Segment Open

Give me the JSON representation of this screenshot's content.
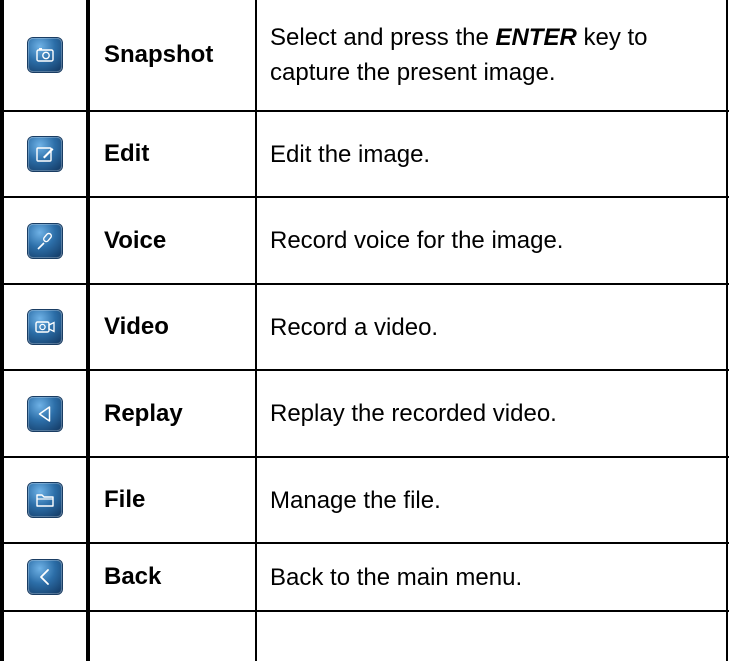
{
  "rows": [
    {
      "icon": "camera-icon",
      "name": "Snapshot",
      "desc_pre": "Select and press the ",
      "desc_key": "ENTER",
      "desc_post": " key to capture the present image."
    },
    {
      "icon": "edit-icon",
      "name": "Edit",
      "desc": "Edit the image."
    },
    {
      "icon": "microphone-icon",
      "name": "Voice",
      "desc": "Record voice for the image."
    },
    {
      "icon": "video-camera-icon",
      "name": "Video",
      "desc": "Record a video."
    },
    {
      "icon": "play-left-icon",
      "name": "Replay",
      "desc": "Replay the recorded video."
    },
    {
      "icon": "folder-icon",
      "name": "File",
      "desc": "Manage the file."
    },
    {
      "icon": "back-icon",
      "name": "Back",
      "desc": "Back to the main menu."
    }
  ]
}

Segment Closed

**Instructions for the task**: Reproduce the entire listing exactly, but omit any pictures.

**Your solution**:
Give me the JSON representation of this screenshot's content.
{
  "rows": [
    {
      "icon": "camera-icon",
      "name": "Snapshot",
      "desc_pre": "Select and press the ",
      "desc_key": "ENTER",
      "desc_post": " key to capture the present image."
    },
    {
      "icon": "edit-icon",
      "name": "Edit",
      "desc": "Edit the image."
    },
    {
      "icon": "microphone-icon",
      "name": "Voice",
      "desc": "Record voice for the image."
    },
    {
      "icon": "video-camera-icon",
      "name": "Video",
      "desc": "Record a video."
    },
    {
      "icon": "play-left-icon",
      "name": "Replay",
      "desc": "Replay the recorded video."
    },
    {
      "icon": "folder-icon",
      "name": "File",
      "desc": "Manage the file."
    },
    {
      "icon": "back-icon",
      "name": "Back",
      "desc": "Back to the main menu."
    }
  ]
}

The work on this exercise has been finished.